──────── INFORMATION GIVEN ────────
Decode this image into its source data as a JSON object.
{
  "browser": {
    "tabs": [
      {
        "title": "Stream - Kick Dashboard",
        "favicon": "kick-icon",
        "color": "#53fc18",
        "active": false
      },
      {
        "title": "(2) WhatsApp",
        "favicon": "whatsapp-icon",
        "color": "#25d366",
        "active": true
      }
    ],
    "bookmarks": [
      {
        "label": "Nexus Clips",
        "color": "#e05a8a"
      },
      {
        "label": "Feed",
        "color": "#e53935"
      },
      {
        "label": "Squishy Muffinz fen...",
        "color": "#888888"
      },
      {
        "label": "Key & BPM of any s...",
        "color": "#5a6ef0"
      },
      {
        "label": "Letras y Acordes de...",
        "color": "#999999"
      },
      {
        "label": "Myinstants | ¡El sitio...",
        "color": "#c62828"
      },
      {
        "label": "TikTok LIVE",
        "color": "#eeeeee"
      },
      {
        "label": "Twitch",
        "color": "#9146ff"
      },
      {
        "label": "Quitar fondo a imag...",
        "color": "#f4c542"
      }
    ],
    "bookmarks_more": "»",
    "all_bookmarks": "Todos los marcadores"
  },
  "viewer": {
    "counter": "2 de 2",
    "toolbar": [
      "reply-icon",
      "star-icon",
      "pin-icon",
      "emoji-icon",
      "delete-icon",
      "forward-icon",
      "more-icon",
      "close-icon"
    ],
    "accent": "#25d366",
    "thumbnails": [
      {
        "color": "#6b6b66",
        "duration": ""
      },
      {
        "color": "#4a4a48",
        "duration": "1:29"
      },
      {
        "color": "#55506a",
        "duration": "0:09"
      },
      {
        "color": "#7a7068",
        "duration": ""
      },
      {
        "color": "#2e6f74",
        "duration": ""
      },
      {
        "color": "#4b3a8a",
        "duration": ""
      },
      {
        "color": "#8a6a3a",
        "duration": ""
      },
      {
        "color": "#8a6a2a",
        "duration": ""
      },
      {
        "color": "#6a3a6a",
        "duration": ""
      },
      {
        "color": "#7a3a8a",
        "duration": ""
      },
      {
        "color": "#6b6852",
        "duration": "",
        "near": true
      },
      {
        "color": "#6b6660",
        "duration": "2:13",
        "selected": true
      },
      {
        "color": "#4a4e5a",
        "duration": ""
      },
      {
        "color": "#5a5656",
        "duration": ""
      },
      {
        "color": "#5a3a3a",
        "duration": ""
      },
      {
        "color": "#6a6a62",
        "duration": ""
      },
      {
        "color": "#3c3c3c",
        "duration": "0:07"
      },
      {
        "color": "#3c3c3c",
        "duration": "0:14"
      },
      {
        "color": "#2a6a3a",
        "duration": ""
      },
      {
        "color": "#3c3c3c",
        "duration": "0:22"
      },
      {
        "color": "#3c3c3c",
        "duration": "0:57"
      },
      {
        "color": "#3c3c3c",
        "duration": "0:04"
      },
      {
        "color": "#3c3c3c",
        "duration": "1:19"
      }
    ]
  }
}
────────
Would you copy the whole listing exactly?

» **OUTPUT OF THE EXERCISE**
Decode this image into its source data as a JSON object.
{
  "browser": {
    "tabs": [
      {
        "title": "Stream - Kick Dashboard",
        "favicon": "kick-icon",
        "color": "#53fc18",
        "active": false
      },
      {
        "title": "(2) WhatsApp",
        "favicon": "whatsapp-icon",
        "color": "#25d366",
        "active": true
      }
    ],
    "bookmarks": [
      {
        "label": "Nexus Clips",
        "color": "#e05a8a"
      },
      {
        "label": "Feed",
        "color": "#e53935"
      },
      {
        "label": "Squishy Muffinz fen...",
        "color": "#888888"
      },
      {
        "label": "Key & BPM of any s...",
        "color": "#5a6ef0"
      },
      {
        "label": "Letras y Acordes de...",
        "color": "#999999"
      },
      {
        "label": "Myinstants | ¡El sitio...",
        "color": "#c62828"
      },
      {
        "label": "TikTok LIVE",
        "color": "#eeeeee"
      },
      {
        "label": "Twitch",
        "color": "#9146ff"
      },
      {
        "label": "Quitar fondo a imag...",
        "color": "#f4c542"
      }
    ],
    "bookmarks_more": "»",
    "all_bookmarks": "Todos los marcadores"
  },
  "viewer": {
    "counter": "2 de 2",
    "toolbar": [
      "reply-icon",
      "star-icon",
      "pin-icon",
      "emoji-icon",
      "delete-icon",
      "forward-icon",
      "more-icon",
      "close-icon"
    ],
    "accent": "#25d366",
    "thumbnails": [
      {
        "color": "#6b6b66",
        "duration": ""
      },
      {
        "color": "#4a4a48",
        "duration": "1:29"
      },
      {
        "color": "#55506a",
        "duration": "0:09"
      },
      {
        "color": "#7a7068",
        "duration": ""
      },
      {
        "color": "#2e6f74",
        "duration": ""
      },
      {
        "color": "#4b3a8a",
        "duration": ""
      },
      {
        "color": "#8a6a3a",
        "duration": ""
      },
      {
        "color": "#8a6a2a",
        "duration": ""
      },
      {
        "color": "#6a3a6a",
        "duration": ""
      },
      {
        "color": "#7a3a8a",
        "duration": ""
      },
      {
        "color": "#6b6852",
        "duration": "",
        "near": true
      },
      {
        "color": "#6b6660",
        "duration": "2:13",
        "selected": true
      },
      {
        "color": "#4a4e5a",
        "duration": ""
      },
      {
        "color": "#5a5656",
        "duration": ""
      },
      {
        "color": "#5a3a3a",
        "duration": ""
      },
      {
        "color": "#6a6a62",
        "duration": ""
      },
      {
        "color": "#3c3c3c",
        "duration": "0:07"
      },
      {
        "color": "#3c3c3c",
        "duration": "0:14"
      },
      {
        "color": "#2a6a3a",
        "duration": ""
      },
      {
        "color": "#3c3c3c",
        "duration": "0:22"
      },
      {
        "color": "#3c3c3c",
        "duration": "0:57"
      },
      {
        "color": "#3c3c3c",
        "duration": "0:04"
      },
      {
        "color": "#3c3c3c",
        "duration": "1:19"
      }
    ]
  }
}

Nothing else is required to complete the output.